Every entry that follows is to be set down exactly, with its pictures omitted.
-- Opening Marker --
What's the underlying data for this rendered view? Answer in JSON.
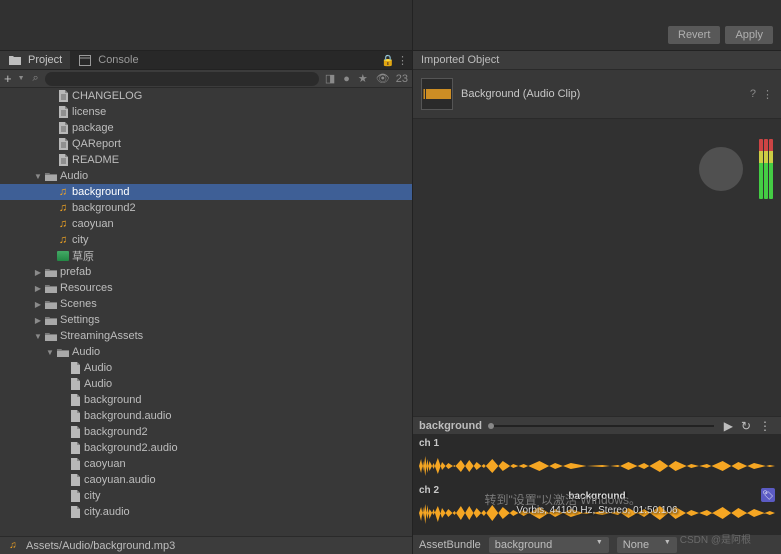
{
  "topButtons": {
    "revert": "Revert",
    "apply": "Apply"
  },
  "tabs": {
    "project": "Project",
    "console": "Console"
  },
  "toolbar": {
    "searchPlaceholder": "",
    "hiddenCount": "23",
    "eyeIcon": "👁"
  },
  "tree": [
    {
      "indent": 2,
      "type": "doc",
      "label": "CHANGELOG",
      "arrow": ""
    },
    {
      "indent": 2,
      "type": "doc",
      "label": "license",
      "arrow": ""
    },
    {
      "indent": 2,
      "type": "doc",
      "label": "package",
      "arrow": ""
    },
    {
      "indent": 2,
      "type": "doc",
      "label": "QAReport",
      "arrow": ""
    },
    {
      "indent": 2,
      "type": "doc",
      "label": "README",
      "arrow": ""
    },
    {
      "indent": 1,
      "type": "folder",
      "label": "Audio",
      "arrow": "▼"
    },
    {
      "indent": 2,
      "type": "audio",
      "label": "background",
      "arrow": "",
      "selected": true
    },
    {
      "indent": 2,
      "type": "audio",
      "label": "background2",
      "arrow": ""
    },
    {
      "indent": 2,
      "type": "audio",
      "label": "caoyuan",
      "arrow": ""
    },
    {
      "indent": 2,
      "type": "audio",
      "label": "city",
      "arrow": ""
    },
    {
      "indent": 2,
      "type": "img",
      "label": "草原",
      "arrow": ""
    },
    {
      "indent": 1,
      "type": "folder",
      "label": "prefab",
      "arrow": "▶"
    },
    {
      "indent": 1,
      "type": "folder",
      "label": "Resources",
      "arrow": "▶"
    },
    {
      "indent": 1,
      "type": "folder",
      "label": "Scenes",
      "arrow": "▶"
    },
    {
      "indent": 1,
      "type": "folder",
      "label": "Settings",
      "arrow": "▶"
    },
    {
      "indent": 1,
      "type": "folder",
      "label": "StreamingAssets",
      "arrow": "▼"
    },
    {
      "indent": 2,
      "type": "folder",
      "label": "Audio",
      "arrow": "▼"
    },
    {
      "indent": 3,
      "type": "file",
      "label": "Audio",
      "arrow": ""
    },
    {
      "indent": 3,
      "type": "file",
      "label": "Audio",
      "arrow": ""
    },
    {
      "indent": 3,
      "type": "file",
      "label": "background",
      "arrow": ""
    },
    {
      "indent": 3,
      "type": "file",
      "label": "background.audio",
      "arrow": ""
    },
    {
      "indent": 3,
      "type": "file",
      "label": "background2",
      "arrow": ""
    },
    {
      "indent": 3,
      "type": "file",
      "label": "background2.audio",
      "arrow": ""
    },
    {
      "indent": 3,
      "type": "file",
      "label": "caoyuan",
      "arrow": ""
    },
    {
      "indent": 3,
      "type": "file",
      "label": "caoyuan.audio",
      "arrow": ""
    },
    {
      "indent": 3,
      "type": "file",
      "label": "city",
      "arrow": ""
    },
    {
      "indent": 3,
      "type": "file",
      "label": "city.audio",
      "arrow": ""
    }
  ],
  "pathBar": {
    "path": "Assets/Audio/background.mp3"
  },
  "inspector": {
    "header": "Imported Object",
    "objectName": "Background (Audio Clip)",
    "previewName": "background",
    "ch1": "ch 1",
    "ch2": "ch 2",
    "waveLabel": "background",
    "formatInfo": "Vorbis, 44100 Hz, Stereo, 01:50.106",
    "activate1": "激活 Windows",
    "activate2": "转到\"设置\"以激活 Windows。",
    "bundleLabel": "AssetBundle",
    "bundleValue": "background",
    "bundleNone": "None"
  },
  "watermark": "CSDN @是阿根"
}
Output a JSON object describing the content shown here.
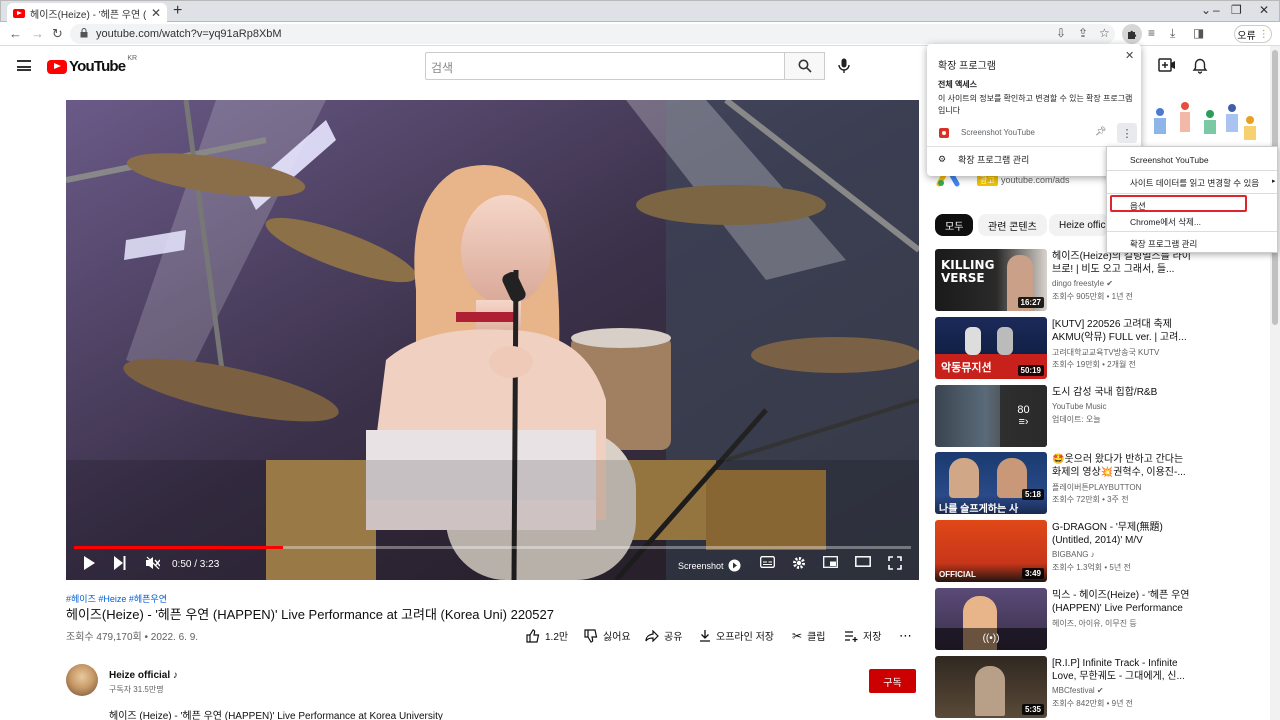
{
  "browser": {
    "tab_title": "헤이즈(Heize) - '헤픈 우연 (HA",
    "url": "youtube.com/watch?v=yq91aRp8XbM",
    "profile_label": "오류"
  },
  "youtube": {
    "logo_text": "YouTube",
    "logo_region": "KR",
    "search_placeholder": "검색"
  },
  "player": {
    "time": "0:50 / 3:23",
    "screenshot_label": "Screenshot",
    "progress_fraction": 0.25
  },
  "video": {
    "hashtags": "#헤이즈 #Heize #헤픈우연",
    "title": "헤이즈(Heize) - '헤픈 우연 (HAPPEN)' Live Performance at 고려대 (Korea Uni) 220527",
    "views_date": "조회수 479,170회 • 2022. 6. 9.",
    "actions": {
      "like": "1.2만",
      "dislike": "싫어요",
      "share": "공유",
      "offline": "오프라인 저장",
      "clip": "클립",
      "save": "저장"
    },
    "channel": "Heize official ♪",
    "subscribers": "구독자 31.5만명",
    "subscribe_label": "구독",
    "description": "헤이즈 (Heize) - '헤픈 우연 (HAPPEN)' Live Performance at Korea University"
  },
  "ad": {
    "badge": "광고",
    "url": "youtube.com/ads"
  },
  "chips": [
    "모두",
    "관련 콘텐츠",
    "Heize offici"
  ],
  "recommendations": [
    {
      "title": "헤이즈(Heize)의 킬링벌스를 라이브로! | 비도 오고 그래서, 들...",
      "channel": "dingo freestyle ✔",
      "meta": "조회수 905만회 • 1년 전",
      "duration": "16:27"
    },
    {
      "title": "[KUTV] 220526 고려대 축제 AKMU(악뮤) FULL ver. | 고려...",
      "channel": "고려대학교교육TV방송국 KUTV",
      "meta": "조회수 19만회 • 2개월 전",
      "duration": "50:19"
    },
    {
      "title": "도시 감성 국내 힙합/R&B",
      "channel": "YouTube Music",
      "meta": "업데이트: 오늘",
      "duration": ""
    },
    {
      "title": "🤩웃으러 왔다가 반하고 간다는 화제의 영상💥권혁수, 이용진-...",
      "channel": "플레이버튼PLAYBUTTON",
      "meta": "조회수 72만회 • 3주 전",
      "duration": "5:18"
    },
    {
      "title": "G-DRAGON - '무제(無題) (Untitled, 2014)' M/V",
      "channel": "BIGBANG ♪",
      "meta": "조회수 1.3억회 • 5년 전",
      "duration": "3:49"
    },
    {
      "title": "믹스 - 헤이즈(Heize) - '헤픈 우연 (HAPPEN)' Live Performance ...",
      "channel": "헤이즈, 아이유, 이무진 등",
      "meta": "",
      "duration": ""
    },
    {
      "title": "[R.I.P] Infinite Track - Infinite Love, 무한궤도 - 그대에게, 신...",
      "channel": "MBCfestival ✔",
      "meta": "조회수 842만회 • 9년 전",
      "duration": "5:35"
    }
  ],
  "playlist_count": "80",
  "thumb_texts": {
    "killing": "KILLING",
    "verse": "VERSE",
    "akmu_caption": "악동뮤지션",
    "show_caption": "나를 슬프게하는 사",
    "official": "OFFICIAL"
  },
  "extensions_popup": {
    "title": "확장 프로그램",
    "access_heading": "전체 액세스",
    "access_desc": "이 사이트의 정보를 확인하고 변경할 수 있는 확장 프로그램입니다",
    "extension_name": "Screenshot YouTube",
    "manage_label": "확장 프로그램 관리"
  },
  "context_menu": {
    "items": [
      "Screenshot YouTube",
      "사이트 데이터를 읽고 변경할 수 있음",
      "옵션",
      "Chrome에서 삭제...",
      "확장 프로그램 관리"
    ]
  }
}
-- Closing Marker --
RESULT FOR THIS EXERCISE ::
What's the underlying data for this rendered view? Answer in JSON.
{
  "topButtons": {
    "revert": "Revert",
    "apply": "Apply"
  },
  "tabs": {
    "project": "Project",
    "console": "Console"
  },
  "toolbar": {
    "searchPlaceholder": "",
    "hiddenCount": "23",
    "eyeIcon": "👁"
  },
  "tree": [
    {
      "indent": 2,
      "type": "doc",
      "label": "CHANGELOG",
      "arrow": ""
    },
    {
      "indent": 2,
      "type": "doc",
      "label": "license",
      "arrow": ""
    },
    {
      "indent": 2,
      "type": "doc",
      "label": "package",
      "arrow": ""
    },
    {
      "indent": 2,
      "type": "doc",
      "label": "QAReport",
      "arrow": ""
    },
    {
      "indent": 2,
      "type": "doc",
      "label": "README",
      "arrow": ""
    },
    {
      "indent": 1,
      "type": "folder",
      "label": "Audio",
      "arrow": "▼"
    },
    {
      "indent": 2,
      "type": "audio",
      "label": "background",
      "arrow": "",
      "selected": true
    },
    {
      "indent": 2,
      "type": "audio",
      "label": "background2",
      "arrow": ""
    },
    {
      "indent": 2,
      "type": "audio",
      "label": "caoyuan",
      "arrow": ""
    },
    {
      "indent": 2,
      "type": "audio",
      "label": "city",
      "arrow": ""
    },
    {
      "indent": 2,
      "type": "img",
      "label": "草原",
      "arrow": ""
    },
    {
      "indent": 1,
      "type": "folder",
      "label": "prefab",
      "arrow": "▶"
    },
    {
      "indent": 1,
      "type": "folder",
      "label": "Resources",
      "arrow": "▶"
    },
    {
      "indent": 1,
      "type": "folder",
      "label": "Scenes",
      "arrow": "▶"
    },
    {
      "indent": 1,
      "type": "folder",
      "label": "Settings",
      "arrow": "▶"
    },
    {
      "indent": 1,
      "type": "folder",
      "label": "StreamingAssets",
      "arrow": "▼"
    },
    {
      "indent": 2,
      "type": "folder",
      "label": "Audio",
      "arrow": "▼"
    },
    {
      "indent": 3,
      "type": "file",
      "label": "Audio",
      "arrow": ""
    },
    {
      "indent": 3,
      "type": "file",
      "label": "Audio",
      "arrow": ""
    },
    {
      "indent": 3,
      "type": "file",
      "label": "background",
      "arrow": ""
    },
    {
      "indent": 3,
      "type": "file",
      "label": "background.audio",
      "arrow": ""
    },
    {
      "indent": 3,
      "type": "file",
      "label": "background2",
      "arrow": ""
    },
    {
      "indent": 3,
      "type": "file",
      "label": "background2.audio",
      "arrow": ""
    },
    {
      "indent": 3,
      "type": "file",
      "label": "caoyuan",
      "arrow": ""
    },
    {
      "indent": 3,
      "type": "file",
      "label": "caoyuan.audio",
      "arrow": ""
    },
    {
      "indent": 3,
      "type": "file",
      "label": "city",
      "arrow": ""
    },
    {
      "indent": 3,
      "type": "file",
      "label": "city.audio",
      "arrow": ""
    }
  ],
  "pathBar": {
    "path": "Assets/Audio/background.mp3"
  },
  "inspector": {
    "header": "Imported Object",
    "objectName": "Background (Audio Clip)",
    "previewName": "background",
    "ch1": "ch 1",
    "ch2": "ch 2",
    "waveLabel": "background",
    "formatInfo": "Vorbis, 44100 Hz, Stereo, 01:50.106",
    "activate1": "激活 Windows",
    "activate2": "转到\"设置\"以激活 Windows。",
    "bundleLabel": "AssetBundle",
    "bundleValue": "background",
    "bundleNone": "None"
  },
  "watermark": "CSDN @是阿根"
}
Output a JSON object describing the content shown here.
{
  "browser": {
    "tab_title": "헤이즈(Heize) - '헤픈 우연 (HA",
    "url": "youtube.com/watch?v=yq91aRp8XbM",
    "profile_label": "오류"
  },
  "youtube": {
    "logo_text": "YouTube",
    "logo_region": "KR",
    "search_placeholder": "검색"
  },
  "player": {
    "time": "0:50 / 3:23",
    "screenshot_label": "Screenshot",
    "progress_fraction": 0.25
  },
  "video": {
    "hashtags": "#헤이즈 #Heize #헤픈우연",
    "title": "헤이즈(Heize) - '헤픈 우연 (HAPPEN)' Live Performance at 고려대 (Korea Uni) 220527",
    "views_date": "조회수 479,170회 • 2022. 6. 9.",
    "actions": {
      "like": "1.2만",
      "dislike": "싫어요",
      "share": "공유",
      "offline": "오프라인 저장",
      "clip": "클립",
      "save": "저장"
    },
    "channel": "Heize official ♪",
    "subscribers": "구독자 31.5만명",
    "subscribe_label": "구독",
    "description": "헤이즈 (Heize) - '헤픈 우연 (HAPPEN)' Live Performance at Korea University"
  },
  "ad": {
    "badge": "광고",
    "url": "youtube.com/ads"
  },
  "chips": [
    "모두",
    "관련 콘텐츠",
    "Heize offici"
  ],
  "recommendations": [
    {
      "title": "헤이즈(Heize)의 킬링벌스를 라이브로! | 비도 오고 그래서, 들...",
      "channel": "dingo freestyle ✔",
      "meta": "조회수 905만회 • 1년 전",
      "duration": "16:27"
    },
    {
      "title": "[KUTV] 220526 고려대 축제 AKMU(악뮤) FULL ver. | 고려...",
      "channel": "고려대학교교육TV방송국 KUTV",
      "meta": "조회수 19만회 • 2개월 전",
      "duration": "50:19"
    },
    {
      "title": "도시 감성 국내 힙합/R&B",
      "channel": "YouTube Music",
      "meta": "업데이트: 오늘",
      "duration": ""
    },
    {
      "title": "🤩웃으러 왔다가 반하고 간다는 화제의 영상💥권혁수, 이용진-...",
      "channel": "플레이버튼PLAYBUTTON",
      "meta": "조회수 72만회 • 3주 전",
      "duration": "5:18"
    },
    {
      "title": "G-DRAGON - '무제(無題) (Untitled, 2014)' M/V",
      "channel": "BIGBANG ♪",
      "meta": "조회수 1.3억회 • 5년 전",
      "duration": "3:49"
    },
    {
      "title": "믹스 - 헤이즈(Heize) - '헤픈 우연 (HAPPEN)' Live Performance ...",
      "channel": "헤이즈, 아이유, 이무진 등",
      "meta": "",
      "duration": ""
    },
    {
      "title": "[R.I.P] Infinite Track - Infinite Love, 무한궤도 - 그대에게, 신...",
      "channel": "MBCfestival ✔",
      "meta": "조회수 842만회 • 9년 전",
      "duration": "5:35"
    }
  ],
  "playlist_count": "80",
  "thumb_texts": {
    "killing": "KILLING",
    "verse": "VERSE",
    "akmu_caption": "악동뮤지션",
    "show_caption": "나를 슬프게하는 사",
    "official": "OFFICIAL"
  },
  "extensions_popup": {
    "title": "확장 프로그램",
    "access_heading": "전체 액세스",
    "access_desc": "이 사이트의 정보를 확인하고 변경할 수 있는 확장 프로그램입니다",
    "extension_name": "Screenshot YouTube",
    "manage_label": "확장 프로그램 관리"
  },
  "context_menu": {
    "items": [
      "Screenshot YouTube",
      "사이트 데이터를 읽고 변경할 수 있음",
      "옵션",
      "Chrome에서 삭제...",
      "확장 프로그램 관리"
    ]
  }
}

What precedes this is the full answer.